The Kerry campaign appears to have embraced “family values” by redefining that phrase to mean offering voters things of value. Caring about children was thus transformed into subsidized day care. He likewise said, “You don’t value families by denying real prescription drug coverage to seniors, so big drug companies can get another windfall.” In reality, providing “real” (larger) prescription drug benefits would indeed be “another windfall” for companies that sell the drugs. And how is he going to pay for it?

Mr. Kerry promised “new incentives to revitalize manufacturing.” His Web site explains, “John Kerry and John Edwards will invest more in the research likely to create the industries and jobs of the future.” They don’t plan to “invest” their money but yours. — classic corporate welfare. How will he pay for it? His Web site explains, “He will end corporate welfare as we know it.” He must hope we don’t know it very well.

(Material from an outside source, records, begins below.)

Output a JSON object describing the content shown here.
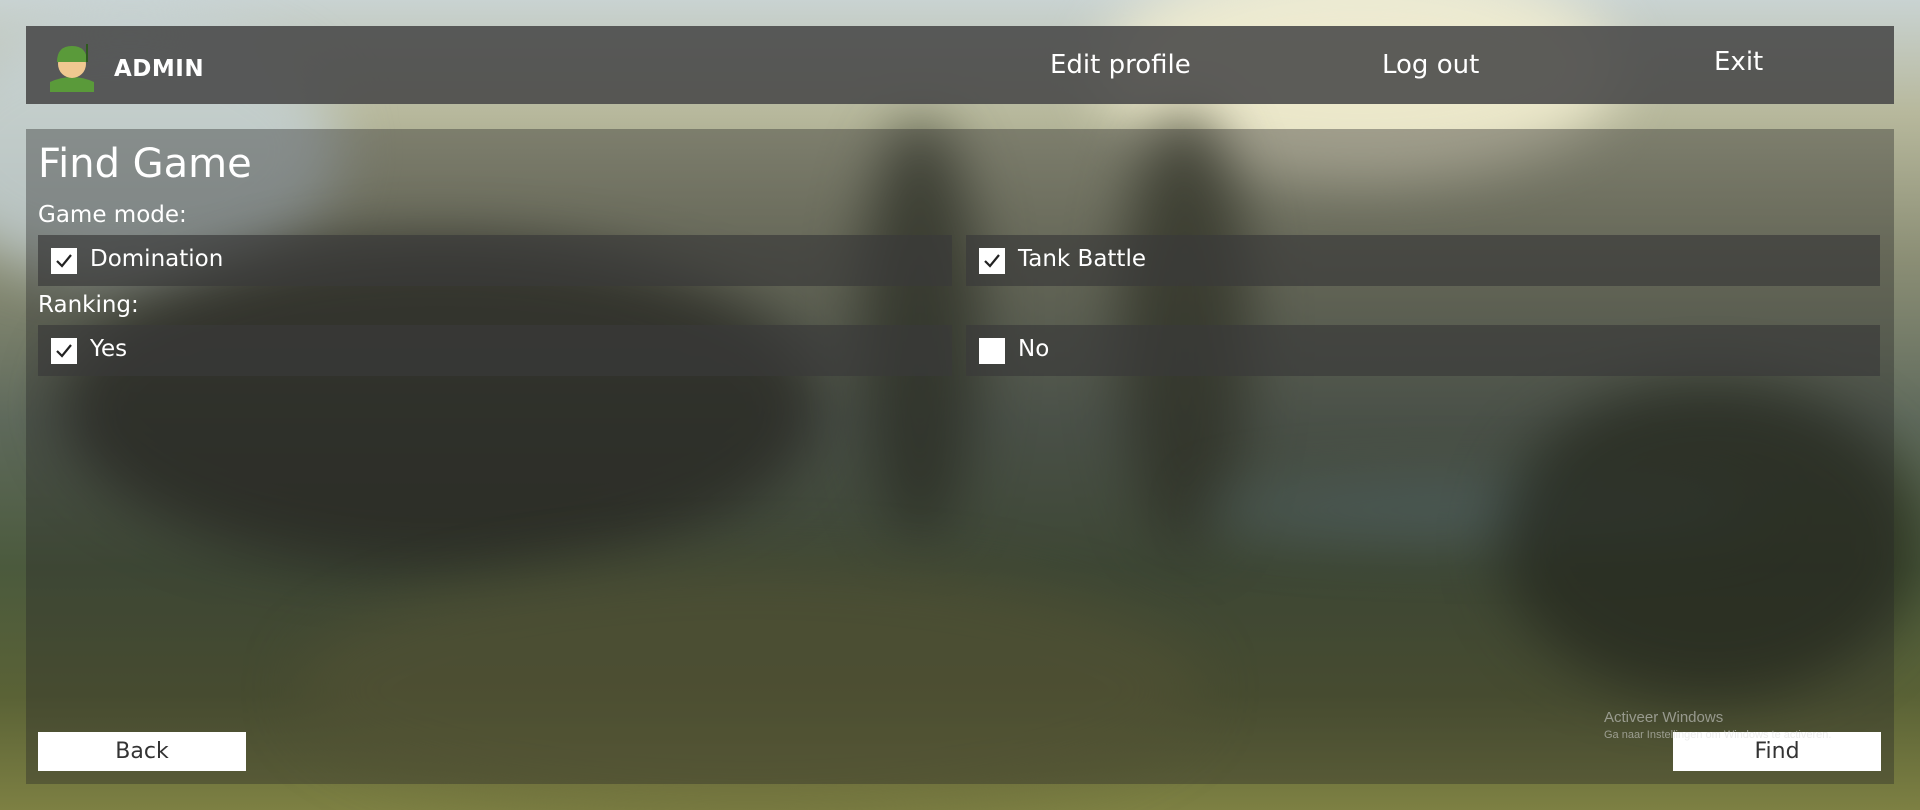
{
  "header": {
    "username": "ADMIN",
    "nav": {
      "edit_profile": "Edit profile",
      "log_out": "Log out",
      "exit": "Exit"
    }
  },
  "main": {
    "title": "Find Game",
    "game_mode": {
      "label": "Game mode:",
      "options": [
        {
          "label": "Domination",
          "checked": true
        },
        {
          "label": "Tank Battle",
          "checked": true
        }
      ]
    },
    "ranking": {
      "label": "Ranking:",
      "options": [
        {
          "label": "Yes",
          "checked": true
        },
        {
          "label": "No",
          "checked": false
        }
      ]
    },
    "buttons": {
      "back": "Back",
      "find": "Find"
    }
  },
  "watermark": {
    "title": "Activeer Windows",
    "subtitle": "Ga naar Instellingen om Windows te activeren."
  },
  "icons": {
    "avatar": "soldier-avatar-icon",
    "check": "checkmark-icon"
  },
  "colors": {
    "header_bg": "#484848",
    "avatar_helmet": "#5a9a3a",
    "avatar_face": "#f0c890",
    "button_bg": "#ffffff"
  }
}
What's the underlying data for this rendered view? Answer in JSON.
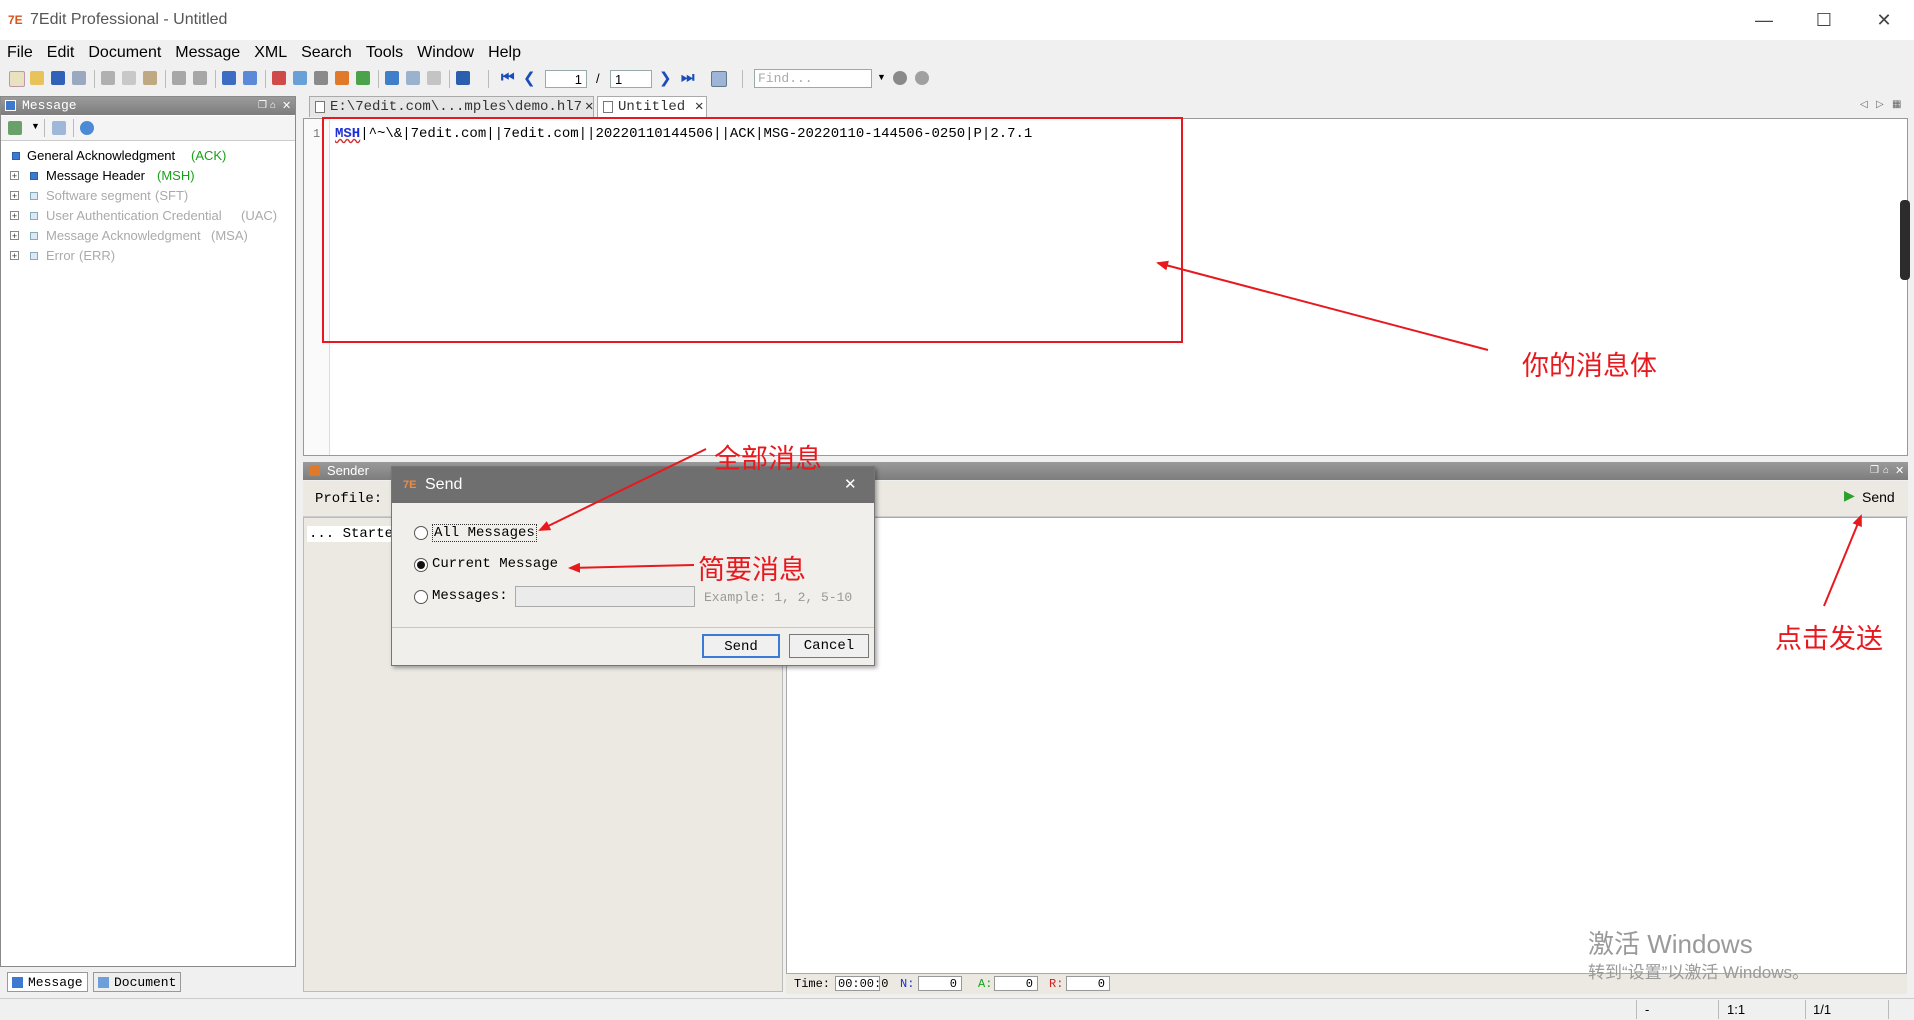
{
  "window": {
    "title": "7Edit Professional - Untitled",
    "logo": "7E",
    "minimize_glyph": "—",
    "maximize_glyph": "☐",
    "close_glyph": "✕"
  },
  "menu": [
    "File",
    "Edit",
    "Document",
    "Message",
    "XML",
    "Search",
    "Tools",
    "Window",
    "Help"
  ],
  "toolbar": {
    "page_current": "1",
    "page_separator": "/",
    "page_total": "1",
    "find_placeholder": "Find..."
  },
  "message_panel": {
    "title": "Message",
    "tree": [
      {
        "label": "General Acknowledgment",
        "code": "(ACK)",
        "enabled": true
      },
      {
        "label": "Message Header",
        "code": "(MSH)",
        "enabled": true
      },
      {
        "label": "Software segment",
        "code": "(SFT)",
        "enabled": false
      },
      {
        "label": "User Authentication Credential",
        "code": "(UAC)",
        "enabled": false
      },
      {
        "label": "Message Acknowledgment",
        "code": "(MSA)",
        "enabled": false
      },
      {
        "label": "Error",
        "code": "(ERR)",
        "enabled": false
      }
    ],
    "bottom_tabs": [
      "Message",
      "Document"
    ]
  },
  "editor": {
    "tabs": [
      "E:\\7edit.com\\...mples\\demo.hl7",
      "Untitled"
    ],
    "line_number": "1",
    "segment": "MSH",
    "content": "|^~\\&|7edit.com||7edit.com||20220110144506||ACK|MSG-20220110-144506-0250|P|2.7.1"
  },
  "sender": {
    "title": "Sender",
    "profile_label": "Profile:",
    "send_label": "Send",
    "log_text": "... Starte",
    "stats": {
      "time_label": "Time:",
      "time_value": "00:00:0",
      "n_label": "N:",
      "n_value": "0",
      "a_label": "A:",
      "a_value": "0",
      "r_label": "R:",
      "r_value": "0"
    }
  },
  "dialog": {
    "title": "Send",
    "close_glyph": "✕",
    "options": {
      "all": "All Messages",
      "current": "Current Message",
      "messages": "Messages:"
    },
    "selected": "current",
    "example_hint": "Example: 1, 2, 5-10",
    "send_button": "Send",
    "cancel_button": "Cancel"
  },
  "status_bar": {
    "mode": "-",
    "cursor": "1:1",
    "page": "1/1"
  },
  "annotations": {
    "message_body": "你的消息体",
    "all_messages": "全部消息",
    "brief_message": "简要消息",
    "click_send": "点击发送"
  },
  "watermark": {
    "line1": "激活 Windows",
    "line2": "转到“设置”以激活 Windows。"
  },
  "colors": {
    "annotation": "#e8191e",
    "segment": "#1c2fd4",
    "delimiter": "#d0407a",
    "enabled_code": "#19a019",
    "send_icon": "#2aa12a"
  }
}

Mr. Kerry says “health care… is a right for all Americans.” One person’s right to receive a valuable service for less than cost is some other person’s obligation to pay for it. Besides, Mr. Kerry was not talking about health care but about health insurance — a plan to “save families up to $1,000 a year on their premiums.” If voters don’t notice the old retailers’ trick, “save up to 50 percent,” they might imagine they were promised $1,000 for their vote. But with 110 million U.S. households, a giveaway of “up to” $1,000 each could add “up to” $110 billion a year. How would Mr. Kerry pay for it? The Web site says by “cracking down” on “waste, greed and abuse.”

But wait. That’s not all. If you call in the next 10 minutes, Mr. Kerry promises to “cut middle class taxes.” His Web site says, “John Kerry will close corporate tax loopholes and use some of the money gained from repealing Bush’s tax cuts for the wealthiest Americans — families making over $200,000 a year — to pay for tax credits (for health insurance, tuition and day care).” Unfortunately, more than 100 percent of the hoped-for booty from higher taxes on business and investors has already been over-committed to various spending plans, like expanding the Army and investing public money in private firms. So who will pay for all those targeted tax credits? With another crackdown on greed?

After offering up his long list of lavish military spending, corporate handouts, senior drug benefits and tax credits, Mr. Kerry actually said, with his famously straight face, “We’re going to return to fiscal responsibility.” Yeah, right.

How dumb do they think we are? Pretty dumb. They’re counting on it.

Alan Reynolds is a senior fellow with the Cato Institute and a nationally syndicated columnist.